The first group of Syrian refugees arrived in Northern Ireland in December 2015.
The new arrivals range in age from two years old to their late 50s, and several of the adults are believed to have university-level education.
Vulnerable Persons Relocation Scheme
- All of the "paperwork" is completed before the refugees arrive.
- It prioritises women and children at risk, people in need of medical attention and survivors of torture and violence.
- All refugees settled under the scheme have undergone a two-step security screening process.
- People under the scheme will have access to housing, medical care and education, and they can work.
- The Home Office will provide funding of at least £10,000 per refugee for the first year.
- Refugees taken into the UK under the scheme will be granted five years' humanitarian protection which includes access to public funds, the labour market and the possibility of family reunion, if a person was separated from their partner or child when leaving their country.
- After those five years they can apply to settle in the UK.

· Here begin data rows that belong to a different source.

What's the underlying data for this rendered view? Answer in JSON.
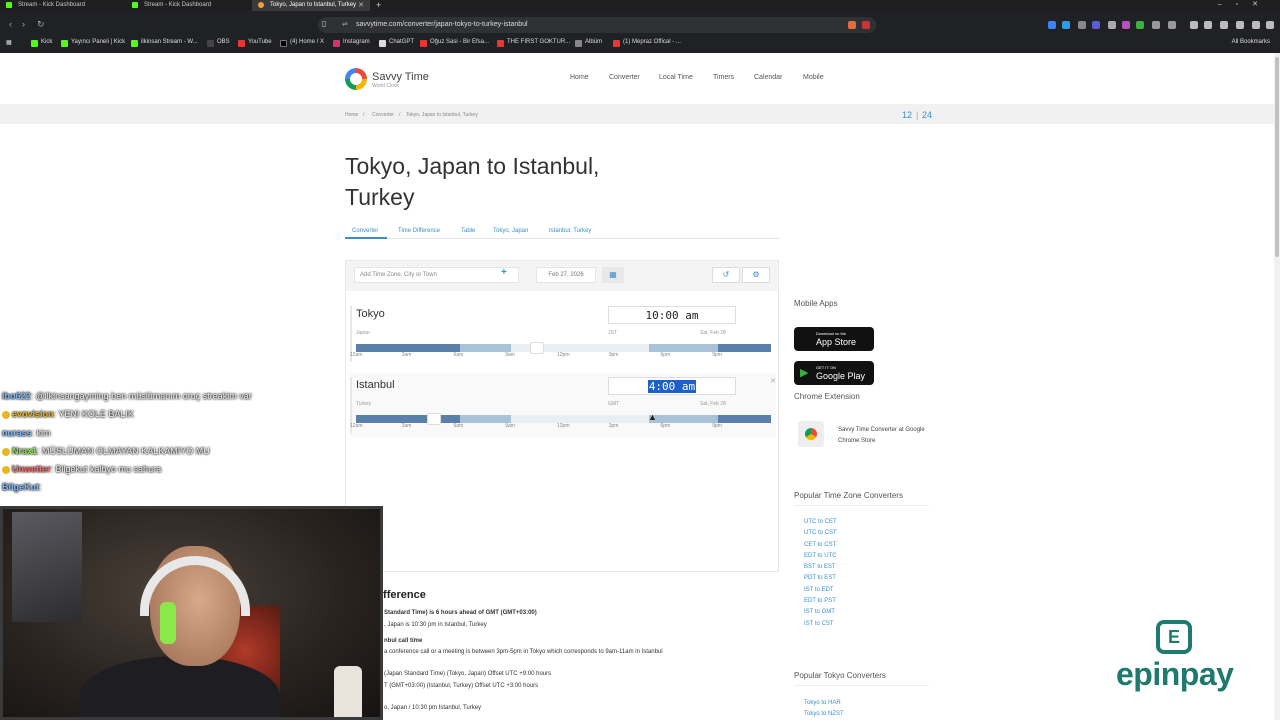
{
  "browser": {
    "tabs": [
      {
        "title": "Stream - Kick Dashboard"
      },
      {
        "title": "Stream - Kick Dashboard"
      },
      {
        "title": "Tokyo, Japan to Istanbul, Turkey"
      }
    ],
    "url": "savvytime.com/converter/japan-tokyo-to-turkey-istanbul",
    "bookmarks": [
      "Kick",
      "Yayıncı Paneli | Kick",
      "ilkinsan Stream - W...",
      "OBS",
      "YouTube",
      "(4) Home / X",
      "Instagram",
      "ChatGPT",
      "Oğuz Sasi - Bir Efsa...",
      "THE FIRST GOKTUR...",
      "Albüm",
      "(1) Mepraz Offical - ..."
    ],
    "all_bookmarks": "All Bookmarks"
  },
  "site": {
    "logo_title": "Savvy Time",
    "logo_sub": "World Clock",
    "nav": [
      "Home",
      "Converter",
      "Local Time",
      "Timers",
      "Calendar",
      "Mobile"
    ],
    "breadcrumb": [
      "Home",
      "Converter",
      "Tokyo, Japan to Istanbul, Turkey"
    ],
    "hour_12": "12",
    "hour_sep": "|",
    "hour_24": "24",
    "title": "Tokyo, Japan to Istanbul, Turkey",
    "subnav": [
      "Converter",
      "Time Difference",
      "Table",
      "Tokyo, Japan",
      "Istanbul, Turkey"
    ]
  },
  "converter": {
    "tz_placeholder": "Add Time Zone, City or Town",
    "date": "Feb 27, 2026",
    "hour_labels": [
      "12am",
      "3am",
      "6am",
      "9am",
      "12pm",
      "3pm",
      "6pm",
      "9pm"
    ],
    "rows": [
      {
        "city": "Tokyo",
        "country": "Japan",
        "time": "10:00 am",
        "abbr": "JST",
        "day": "Sat, Feb 28",
        "slider_hour": 10
      },
      {
        "city": "Istanbul",
        "country": "Turkey",
        "time": "4:00 am",
        "abbr": "GMT",
        "day": "Sat, Feb 28",
        "slider_hour": 4
      }
    ]
  },
  "sidebar": {
    "mobile_apps": "Mobile Apps",
    "app_store_small": "Download on the",
    "app_store": "App Store",
    "google_small": "GET IT ON",
    "google": "Google Play",
    "chrome_ext": "Chrome Extension",
    "chrome_text": "Savvy Time Converter at Google Chrome Store",
    "popular_tz": "Popular Time Zone Converters",
    "tz_links": [
      "UTC to CET",
      "UTC to CST",
      "CET to CST",
      "EDT to UTC",
      "BST to EST",
      "PDT to EST",
      "IST to EDT",
      "EDT to PST",
      "IST to GMT",
      "IST to CST"
    ],
    "popular_tokyo": "Popular Tokyo Converters",
    "tokyo_links": [
      "Tokyo to HAR",
      "Tokyo to NZST"
    ]
  },
  "difference": {
    "heading": "ifference",
    "lines": [
      "Standard Time) is 6 hours ahead of GMT (GMT+03:00)",
      ", Japan is 10:30 pm in Istanbul, Turkey",
      "nbul call time",
      "a conference call or a meeting is between 3pm-5pm in Tokyo which corresponds to 9am-11am in Istanbul",
      "(Japan Standard Time) (Tokyo, Japan)  Offset UTC +9:00 hours",
      "T (GMT+03:00) (Istanbul, Turkey)  Offset UTC +3:00 hours",
      "o, Japan / 10:30 pm Istanbul, Turkey"
    ]
  },
  "chat": [
    {
      "user": "ibo622",
      "msg": ": @ilkinsangayming ben müslümanım oruç streakim var",
      "color": "#7fb6ff"
    },
    {
      "user": "evovision",
      "msg": ": YENI KOLE BALIK",
      "color": "#e8b623"
    },
    {
      "user": "nurass",
      "msg": ": kim",
      "color": "#7fb6ff"
    },
    {
      "user": "Nrax1",
      "msg": ": MÜSLÜMAN OLMAYAN KALKAMIYO MU",
      "color": "#8ae84a"
    },
    {
      "user": "Unwetter",
      "msg": ": Bilgekut kalbyo mu sahura",
      "color": "#ff6b6b"
    },
    {
      "user": "BilgeKut",
      "msg": ":",
      "color": "#7fb6ff"
    }
  ],
  "overlay_brand": "epinpay"
}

The Department of Social Development (DSD) has direct responsibility for overseeing the operation of bringing the refugees into Northern Ireland.
One of the families will be housed in Belfast, while the remainder will be resettled in Londonderry.
Senior church leaders in Derry have said the arrival of the refugees is an opportunity for compassion.
"I think we've really all been moved by the terrible destruction that's gone on in Syria and in the wider Middle East region," said Bishop of Derry Donal McKeown.
"I think it's in the heart of the Derry people to be generous and to be welcoming. I don't doubt they'll be made very welcome here in the city and will enrich the educational experience of the children that we have here."
Church of Ireland Bishop for Derry and Raphoe Ken Good said people will want to make a difference.
"These lives have been thrown upside down, the catastrophe that has befallen so many of these families," he said.
"My vision is to look in 20 years time or so and that these children will say to us: 'We are so thankful that this city was the place we were sent, that this city welcomed us as they did, that this city turned our lives around and gave us a fresh start'."
The families will each be helped to find a home, a job and school places for their children.
The refugees are expected to live in Northern Ireland for five years, after which time they can choose whether to go back to Syria or apply for UK citizenship as long as they do not have a criminal record.
The families will be able to move freely across the UK, but will not be able to travel to the Republic of Ireland as laws regarding refugees in both jurisdictions are different.
Failure to adhere to this regulation could result in a criminal record.
It is understood that none of the first group of refugees to arrive in Northern Ireland have found employment.